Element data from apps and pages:
________________________
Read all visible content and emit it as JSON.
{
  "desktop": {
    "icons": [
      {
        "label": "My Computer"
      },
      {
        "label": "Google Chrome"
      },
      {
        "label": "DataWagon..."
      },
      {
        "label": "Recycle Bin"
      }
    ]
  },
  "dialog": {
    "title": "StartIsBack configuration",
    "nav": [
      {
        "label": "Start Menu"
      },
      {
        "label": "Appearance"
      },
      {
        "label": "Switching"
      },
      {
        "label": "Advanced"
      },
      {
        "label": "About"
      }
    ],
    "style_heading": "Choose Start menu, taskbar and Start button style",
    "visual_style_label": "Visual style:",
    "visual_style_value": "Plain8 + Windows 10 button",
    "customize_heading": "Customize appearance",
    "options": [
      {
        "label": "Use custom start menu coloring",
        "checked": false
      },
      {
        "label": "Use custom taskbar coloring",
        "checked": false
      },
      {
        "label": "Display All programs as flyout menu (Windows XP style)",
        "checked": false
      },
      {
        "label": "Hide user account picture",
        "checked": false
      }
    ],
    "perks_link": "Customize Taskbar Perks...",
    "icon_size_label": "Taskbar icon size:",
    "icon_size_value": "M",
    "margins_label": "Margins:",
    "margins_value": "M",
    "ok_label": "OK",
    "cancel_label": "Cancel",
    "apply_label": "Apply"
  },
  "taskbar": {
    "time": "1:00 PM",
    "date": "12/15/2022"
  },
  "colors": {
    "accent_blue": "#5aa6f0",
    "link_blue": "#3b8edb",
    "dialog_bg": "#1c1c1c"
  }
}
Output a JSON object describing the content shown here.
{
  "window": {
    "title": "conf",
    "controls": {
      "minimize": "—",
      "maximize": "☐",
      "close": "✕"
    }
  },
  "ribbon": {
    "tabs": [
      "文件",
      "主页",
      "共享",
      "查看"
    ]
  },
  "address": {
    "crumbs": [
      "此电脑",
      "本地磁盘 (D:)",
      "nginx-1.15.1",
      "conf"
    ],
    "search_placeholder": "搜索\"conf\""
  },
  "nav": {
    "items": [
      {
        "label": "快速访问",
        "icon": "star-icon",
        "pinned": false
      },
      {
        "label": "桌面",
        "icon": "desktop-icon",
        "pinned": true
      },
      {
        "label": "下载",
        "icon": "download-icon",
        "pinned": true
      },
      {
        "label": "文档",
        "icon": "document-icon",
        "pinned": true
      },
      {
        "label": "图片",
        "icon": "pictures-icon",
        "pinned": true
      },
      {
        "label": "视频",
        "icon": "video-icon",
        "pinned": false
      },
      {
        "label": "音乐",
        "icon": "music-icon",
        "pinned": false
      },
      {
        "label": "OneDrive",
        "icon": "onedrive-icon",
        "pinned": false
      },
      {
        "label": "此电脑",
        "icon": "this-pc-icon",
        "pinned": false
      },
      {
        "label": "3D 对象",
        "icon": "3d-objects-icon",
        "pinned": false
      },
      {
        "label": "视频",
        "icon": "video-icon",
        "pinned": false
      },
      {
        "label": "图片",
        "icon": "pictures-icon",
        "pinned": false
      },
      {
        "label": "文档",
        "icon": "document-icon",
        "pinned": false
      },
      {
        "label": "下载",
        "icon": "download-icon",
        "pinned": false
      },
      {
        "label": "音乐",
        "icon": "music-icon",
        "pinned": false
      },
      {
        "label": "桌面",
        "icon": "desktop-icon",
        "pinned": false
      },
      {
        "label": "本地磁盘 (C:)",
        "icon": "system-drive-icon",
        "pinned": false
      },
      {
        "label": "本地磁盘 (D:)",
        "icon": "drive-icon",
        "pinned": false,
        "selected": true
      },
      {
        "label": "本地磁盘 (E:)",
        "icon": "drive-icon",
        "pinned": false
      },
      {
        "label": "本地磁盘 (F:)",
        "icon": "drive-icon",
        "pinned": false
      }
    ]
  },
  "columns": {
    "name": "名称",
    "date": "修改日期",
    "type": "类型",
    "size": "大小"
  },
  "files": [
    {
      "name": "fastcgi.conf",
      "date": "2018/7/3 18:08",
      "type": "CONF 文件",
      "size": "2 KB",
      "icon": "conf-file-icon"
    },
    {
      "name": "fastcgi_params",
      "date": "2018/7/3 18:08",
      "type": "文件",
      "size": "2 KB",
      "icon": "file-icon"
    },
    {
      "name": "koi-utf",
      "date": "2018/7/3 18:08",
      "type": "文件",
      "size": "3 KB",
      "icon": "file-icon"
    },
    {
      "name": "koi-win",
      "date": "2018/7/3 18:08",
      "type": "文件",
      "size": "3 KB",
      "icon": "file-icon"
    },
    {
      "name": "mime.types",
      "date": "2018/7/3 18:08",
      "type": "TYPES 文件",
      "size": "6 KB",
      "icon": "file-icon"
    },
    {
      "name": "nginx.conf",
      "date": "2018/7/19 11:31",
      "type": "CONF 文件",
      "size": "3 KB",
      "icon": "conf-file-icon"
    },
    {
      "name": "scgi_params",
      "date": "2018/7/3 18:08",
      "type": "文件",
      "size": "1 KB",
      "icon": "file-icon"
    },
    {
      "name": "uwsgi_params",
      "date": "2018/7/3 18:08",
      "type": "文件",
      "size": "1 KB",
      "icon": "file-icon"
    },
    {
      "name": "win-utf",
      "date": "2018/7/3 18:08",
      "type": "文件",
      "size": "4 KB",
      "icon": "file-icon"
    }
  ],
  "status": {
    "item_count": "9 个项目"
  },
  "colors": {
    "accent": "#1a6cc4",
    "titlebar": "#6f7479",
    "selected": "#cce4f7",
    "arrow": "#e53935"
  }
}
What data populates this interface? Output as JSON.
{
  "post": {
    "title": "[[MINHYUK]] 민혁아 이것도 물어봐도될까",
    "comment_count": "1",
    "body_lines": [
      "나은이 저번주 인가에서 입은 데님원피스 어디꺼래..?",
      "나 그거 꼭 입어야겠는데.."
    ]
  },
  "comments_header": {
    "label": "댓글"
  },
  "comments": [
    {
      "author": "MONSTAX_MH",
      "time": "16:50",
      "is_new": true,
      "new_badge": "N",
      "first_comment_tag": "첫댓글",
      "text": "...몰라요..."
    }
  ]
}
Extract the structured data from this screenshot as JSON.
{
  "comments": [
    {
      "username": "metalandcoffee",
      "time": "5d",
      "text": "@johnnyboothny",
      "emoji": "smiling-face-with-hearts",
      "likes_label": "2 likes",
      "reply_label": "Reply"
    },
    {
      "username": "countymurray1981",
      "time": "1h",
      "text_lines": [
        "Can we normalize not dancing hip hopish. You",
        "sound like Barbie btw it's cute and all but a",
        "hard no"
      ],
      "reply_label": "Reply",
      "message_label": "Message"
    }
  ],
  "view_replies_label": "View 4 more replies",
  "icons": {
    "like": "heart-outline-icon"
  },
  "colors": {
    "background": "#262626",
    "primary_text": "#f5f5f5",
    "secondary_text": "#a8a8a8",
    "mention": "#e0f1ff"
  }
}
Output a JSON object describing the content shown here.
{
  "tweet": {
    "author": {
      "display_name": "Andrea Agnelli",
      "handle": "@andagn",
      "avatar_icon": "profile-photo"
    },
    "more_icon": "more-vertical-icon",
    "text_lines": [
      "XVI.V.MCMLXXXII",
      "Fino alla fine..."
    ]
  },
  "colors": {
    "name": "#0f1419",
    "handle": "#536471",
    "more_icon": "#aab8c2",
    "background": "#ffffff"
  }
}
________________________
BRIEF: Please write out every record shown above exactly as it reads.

ANSWER SECTION:
Read all visible content and emit it as JSON.
{
  "desktop": {
    "icons": [
      {
        "label": "My Computer"
      },
      {
        "label": "Google Chrome"
      },
      {
        "label": "DataWagon..."
      },
      {
        "label": "Recycle Bin"
      }
    ]
  },
  "dialog": {
    "title": "StartIsBack configuration",
    "nav": [
      {
        "label": "Start Menu"
      },
      {
        "label": "Appearance"
      },
      {
        "label": "Switching"
      },
      {
        "label": "Advanced"
      },
      {
        "label": "About"
      }
    ],
    "style_heading": "Choose Start menu, taskbar and Start button style",
    "visual_style_label": "Visual style:",
    "visual_style_value": "Plain8 + Windows 10 button",
    "customize_heading": "Customize appearance",
    "options": [
      {
        "label": "Use custom start menu coloring",
        "checked": false
      },
      {
        "label": "Use custom taskbar coloring",
        "checked": false
      },
      {
        "label": "Display All programs as flyout menu (Windows XP style)",
        "checked": false
      },
      {
        "label": "Hide user account picture",
        "checked": false
      }
    ],
    "perks_link": "Customize Taskbar Perks...",
    "icon_size_label": "Taskbar icon size:",
    "icon_size_value": "M",
    "margins_label": "Margins:",
    "margins_value": "M",
    "ok_label": "OK",
    "cancel_label": "Cancel",
    "apply_label": "Apply"
  },
  "taskbar": {
    "time": "1:00 PM",
    "date": "12/15/2022"
  },
  "colors": {
    "accent_blue": "#5aa6f0",
    "link_blue": "#3b8edb",
    "dialog_bg": "#1c1c1c"
  }
}
Output a JSON object describing the content shown here.
{
  "window": {
    "title": "conf",
    "controls": {
      "minimize": "—",
      "maximize": "☐",
      "close": "✕"
    }
  },
  "ribbon": {
    "tabs": [
      "文件",
      "主页",
      "共享",
      "查看"
    ]
  },
  "address": {
    "crumbs": [
      "此电脑",
      "本地磁盘 (D:)",
      "nginx-1.15.1",
      "conf"
    ],
    "search_placeholder": "搜索\"conf\""
  },
  "nav": {
    "items": [
      {
        "label": "快速访问",
        "icon": "star-icon",
        "pinned": false
      },
      {
        "label": "桌面",
        "icon": "desktop-icon",
        "pinned": true
      },
      {
        "label": "下载",
        "icon": "download-icon",
        "pinned": true
      },
      {
        "label": "文档",
        "icon": "document-icon",
        "pinned": true
      },
      {
        "label": "图片",
        "icon": "pictures-icon",
        "pinned": true
      },
      {
        "label": "视频",
        "icon": "video-icon",
        "pinned": false
      },
      {
        "label": "音乐",
        "icon": "music-icon",
        "pinned": false
      },
      {
        "label": "OneDrive",
        "icon": "onedrive-icon",
        "pinned": false
      },
      {
        "label": "此电脑",
        "icon": "this-pc-icon",
        "pinned": false
      },
      {
        "label": "3D 对象",
        "icon": "3d-objects-icon",
        "pinned": false
      },
      {
        "label": "视频",
        "icon": "video-icon",
        "pinned": false
      },
      {
        "label": "图片",
        "icon": "pictures-icon",
        "pinned": false
      },
      {
        "label": "文档",
        "icon": "document-icon",
        "pinned": false
      },
      {
        "label": "下载",
        "icon": "download-icon",
        "pinned": false
      },
      {
        "label": "音乐",
        "icon": "music-icon",
        "pinned": false
      },
      {
        "label": "桌面",
        "icon": "desktop-icon",
        "pinned": false
      },
      {
        "label": "本地磁盘 (C:)",
        "icon": "system-drive-icon",
        "pinned": false
      },
      {
        "label": "本地磁盘 (D:)",
        "icon": "drive-icon",
        "pinned": false,
        "selected": true
      },
      {
        "label": "本地磁盘 (E:)",
        "icon": "drive-icon",
        "pinned": false
      },
      {
        "label": "本地磁盘 (F:)",
        "icon": "drive-icon",
        "pinned": false
      }
    ]
  },
  "columns": {
    "name": "名称",
    "date": "修改日期",
    "type": "类型",
    "size": "大小"
  },
  "files": [
    {
      "name": "fastcgi.conf",
      "date": "2018/7/3 18:08",
      "type": "CONF 文件",
      "size": "2 KB",
      "icon": "conf-file-icon"
    },
    {
      "name": "fastcgi_params",
      "date": "2018/7/3 18:08",
      "type": "文件",
      "size": "2 KB",
      "icon": "file-icon"
    },
    {
      "name": "koi-utf",
      "date": "2018/7/3 18:08",
      "type": "文件",
      "size": "3 KB",
      "icon": "file-icon"
    },
    {
      "name": "koi-win",
      "date": "2018/7/3 18:08",
      "type": "文件",
      "size": "3 KB",
      "icon": "file-icon"
    },
    {
      "name": "mime.types",
      "date": "2018/7/3 18:08",
      "type": "TYPES 文件",
      "size": "6 KB",
      "icon": "file-icon"
    },
    {
      "name": "nginx.conf",
      "date": "2018/7/19 11:31",
      "type": "CONF 文件",
      "size": "3 KB",
      "icon": "conf-file-icon"
    },
    {
      "name": "scgi_params",
      "date": "2018/7/3 18:08",
      "type": "文件",
      "size": "1 KB",
      "icon": "file-icon"
    },
    {
      "name": "uwsgi_params",
      "date": "2018/7/3 18:08",
      "type": "文件",
      "size": "1 KB",
      "icon": "file-icon"
    },
    {
      "name": "win-utf",
      "date": "2018/7/3 18:08",
      "type": "文件",
      "size": "4 KB",
      "icon": "file-icon"
    }
  ],
  "status": {
    "item_count": "9 个项目"
  },
  "colors": {
    "accent": "#1a6cc4",
    "titlebar": "#6f7479",
    "selected": "#cce4f7",
    "arrow": "#e53935"
  }
}
What data populates this interface? Output as JSON.
{
  "post": {
    "title": "[[MINHYUK]] 민혁아 이것도 물어봐도될까",
    "comment_count": "1",
    "body_lines": [
      "나은이 저번주 인가에서 입은 데님원피스 어디꺼래..?",
      "나 그거 꼭 입어야겠는데.."
    ]
  },
  "comments_header": {
    "label": "댓글"
  },
  "comments": [
    {
      "author": "MONSTAX_MH",
      "time": "16:50",
      "is_new": true,
      "new_badge": "N",
      "first_comment_tag": "첫댓글",
      "text": "...몰라요..."
    }
  ]
}
Extract the structured data from this screenshot as JSON.
{
  "comments": [
    {
      "username": "metalandcoffee",
      "time": "5d",
      "text": "@johnnyboothny",
      "emoji": "smiling-face-with-hearts",
      "likes_label": "2 likes",
      "reply_label": "Reply"
    },
    {
      "username": "countymurray1981",
      "time": "1h",
      "text_lines": [
        "Can we normalize not dancing hip hopish. You",
        "sound like Barbie btw it's cute and all but a",
        "hard no"
      ],
      "reply_label": "Reply",
      "message_label": "Message"
    }
  ],
  "view_replies_label": "View 4 more replies",
  "icons": {
    "like": "heart-outline-icon"
  },
  "colors": {
    "background": "#262626",
    "primary_text": "#f5f5f5",
    "secondary_text": "#a8a8a8",
    "mention": "#e0f1ff"
  }
}
Output a JSON object describing the content shown here.
{
  "tweet": {
    "author": {
      "display_name": "Andrea Agnelli",
      "handle": "@andagn",
      "avatar_icon": "profile-photo"
    },
    "more_icon": "more-vertical-icon",
    "text_lines": [
      "XVI.V.MCMLXXXII",
      "Fino alla fine..."
    ]
  },
  "colors": {
    "name": "#0f1419",
    "handle": "#536471",
    "more_icon": "#aab8c2",
    "background": "#ffffff"
  }
}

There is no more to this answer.